Last week I got the news that a little boy we have known since his birth has a tumour that is likely to need some fairly aggressive chemotherapy in the New Year. It is fair to say that I was more shocked and horrified by this news than I was about my own son’s cancer. His parents have a lot to think about at the moment because his cancer is rarer and requires more specialised treatment. At times like this it is natural to want to help but really, there is only so much you can do. I will certainly be making some one-pot home cooked meals to give them because I know how much I appreciated such things when my boy was sick. I will keep my appointments to give blood because I know how important transfusions are in cancer treatment. But what I want to do most of all is find something to make this little boy smile when times are tough.

I had a brain wave on Wednesday. It was Christmas dinner day at my children’s school and all the children get a cracker. I quickly rustled up a cracker shaped container and enlisted the help of the Deputy Head to collect all the jokes. The staff and children did a brilliant job of donating their jokes – we collected well over 100. Of course, lots of them are the same joke repeated but it feels good to know that everyone played their part.

So, I want your help. Send me your cracker jokes, send me your ‘Doctor, Doctor’ jokes, send me any jokes that will make an eight year old laugh and I will pass them on. You can leave them in the comments here. If you are local I will collect the actual jokes from the crackers from you. If you are not local but want to send me the jokes from inside your crackers, mention it in your comment and I will let you know how to post them.

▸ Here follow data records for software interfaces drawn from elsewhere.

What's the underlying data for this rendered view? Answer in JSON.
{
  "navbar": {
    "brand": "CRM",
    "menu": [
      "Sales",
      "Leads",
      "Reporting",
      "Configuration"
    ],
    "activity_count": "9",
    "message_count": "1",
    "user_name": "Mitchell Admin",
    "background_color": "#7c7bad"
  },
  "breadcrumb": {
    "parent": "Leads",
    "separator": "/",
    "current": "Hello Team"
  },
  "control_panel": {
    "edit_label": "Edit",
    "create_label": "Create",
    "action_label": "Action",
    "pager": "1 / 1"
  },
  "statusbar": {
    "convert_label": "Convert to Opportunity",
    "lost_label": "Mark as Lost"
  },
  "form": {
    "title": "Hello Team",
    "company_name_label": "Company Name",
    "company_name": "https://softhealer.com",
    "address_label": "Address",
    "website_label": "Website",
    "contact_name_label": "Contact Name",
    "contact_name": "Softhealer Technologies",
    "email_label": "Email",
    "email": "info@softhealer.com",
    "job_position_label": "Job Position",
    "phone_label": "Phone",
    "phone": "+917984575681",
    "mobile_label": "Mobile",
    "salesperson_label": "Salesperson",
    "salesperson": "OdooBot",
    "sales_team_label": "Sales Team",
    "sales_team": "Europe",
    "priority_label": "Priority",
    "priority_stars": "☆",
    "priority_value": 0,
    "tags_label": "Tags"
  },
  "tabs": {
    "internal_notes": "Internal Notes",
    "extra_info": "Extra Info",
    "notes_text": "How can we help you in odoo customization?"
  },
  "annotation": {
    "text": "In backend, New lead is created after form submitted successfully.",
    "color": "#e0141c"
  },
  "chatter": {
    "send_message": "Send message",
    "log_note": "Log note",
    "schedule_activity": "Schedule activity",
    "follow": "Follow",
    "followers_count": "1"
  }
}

I really hope that you can help me out this Christmas because it is going to be a difficult New Year for my friends. Anything that can help them through this will be much appreciated.

P.S. I’d rather keep this off Facebook/Twitter etc. at the moment because I want it to be a surprise.

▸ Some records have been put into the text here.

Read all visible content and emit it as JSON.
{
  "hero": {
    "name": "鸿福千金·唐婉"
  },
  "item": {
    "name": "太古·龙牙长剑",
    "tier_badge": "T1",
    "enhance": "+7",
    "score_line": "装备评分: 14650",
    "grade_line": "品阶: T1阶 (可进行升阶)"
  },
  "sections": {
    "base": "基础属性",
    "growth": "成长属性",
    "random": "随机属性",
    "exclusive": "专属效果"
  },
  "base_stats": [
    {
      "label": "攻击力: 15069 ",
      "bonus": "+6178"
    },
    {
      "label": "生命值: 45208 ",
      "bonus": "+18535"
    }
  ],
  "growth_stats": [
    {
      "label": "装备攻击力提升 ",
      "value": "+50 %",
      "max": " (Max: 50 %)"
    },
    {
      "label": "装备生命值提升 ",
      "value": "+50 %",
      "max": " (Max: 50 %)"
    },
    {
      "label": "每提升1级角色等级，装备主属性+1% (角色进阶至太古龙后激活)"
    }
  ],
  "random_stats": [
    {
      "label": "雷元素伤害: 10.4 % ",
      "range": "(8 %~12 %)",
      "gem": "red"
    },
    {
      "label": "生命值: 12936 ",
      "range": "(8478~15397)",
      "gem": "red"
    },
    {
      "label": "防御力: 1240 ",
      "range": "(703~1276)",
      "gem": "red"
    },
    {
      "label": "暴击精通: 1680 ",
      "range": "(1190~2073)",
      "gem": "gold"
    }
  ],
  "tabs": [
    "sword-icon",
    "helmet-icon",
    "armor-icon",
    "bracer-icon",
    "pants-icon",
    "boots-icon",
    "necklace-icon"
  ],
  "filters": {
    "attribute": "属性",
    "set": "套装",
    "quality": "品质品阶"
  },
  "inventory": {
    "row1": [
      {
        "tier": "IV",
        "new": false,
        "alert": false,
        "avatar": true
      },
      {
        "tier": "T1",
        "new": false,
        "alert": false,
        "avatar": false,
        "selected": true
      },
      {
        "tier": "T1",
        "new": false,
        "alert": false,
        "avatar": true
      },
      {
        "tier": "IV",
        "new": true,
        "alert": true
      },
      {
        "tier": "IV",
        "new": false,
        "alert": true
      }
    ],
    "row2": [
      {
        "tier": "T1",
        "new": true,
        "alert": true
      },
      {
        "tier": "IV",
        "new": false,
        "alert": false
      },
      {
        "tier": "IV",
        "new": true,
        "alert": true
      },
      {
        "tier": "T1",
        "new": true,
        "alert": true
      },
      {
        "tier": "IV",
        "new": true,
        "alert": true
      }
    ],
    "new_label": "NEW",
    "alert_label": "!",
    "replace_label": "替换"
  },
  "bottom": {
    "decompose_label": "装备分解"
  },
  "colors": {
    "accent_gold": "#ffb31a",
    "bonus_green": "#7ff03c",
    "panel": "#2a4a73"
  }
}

52 weeks of happy 7/52

IMG_6262I’m a little bit behind this week. Blame half term.

This time last week it was Shrove Tuesday, the day for pancakes! This year we shared it with friends who are new to the tradition. All the children had a go at flipping a pancake (under supervision of course), even Babykins. Some of them even managed to get their pancake to turn over and land in the pan again – happy days. We ate ours with lemon and sugar, golden syrup, chocolate sauce, cheese and ham and later, the grown ups had mushrooms in a milky sauce too. Note to self – pancakes are better when served for dessert only.

IMG_6311We’ve had some beautiful skies this week. The above was a sunset and below is a sunrise. Both taken with my iphone and jazzed up a bit with instagram.

Both these skyscapes predicted the weather correctly: ‘Red sky at night, shepherds delight. Red sky in the morning, shepherds warning’. The clear delicate, pinky sunset led to a cold frosty night and sunny morning. The fiery sunrise led to a cold day with lots of snow showers. Brrrr. Both the colours in the sky and the fact that I could get it right as an amateur meteorologist made me happy this week.

IMG_6313Who wouldn’t be happy at the sight of snowdrops? What made these special was being presented with them by my little Babykins and then watching him carefully put them in the old jam jar vase. It reminded me of his antics this time last year.

IMG_6317This last picture is a bit of a strange one. These jeans belong to my son but he won’t be wearing them. Despite the fact that they were clearly a waste of money, that makes me happy.

They are far too big around the waist.

I bought them a long time ago when he was still taking steroids monthly as part of his treatment for acute lymphoblastic leukaemia. Plus size jeans are hard to come by so when I found some, I bought the next size too. I just didn’t realise how much those monthly steroid courses were affecting his build (to see what steroids can do click here). Now he’s been steroid free for well over a year and is looking more like a classic 7 year old boy – skinny. Today I took them out of his wardrobe and packed them away to sell at a later date. Happy, happy, happy to be further and further away from cancer.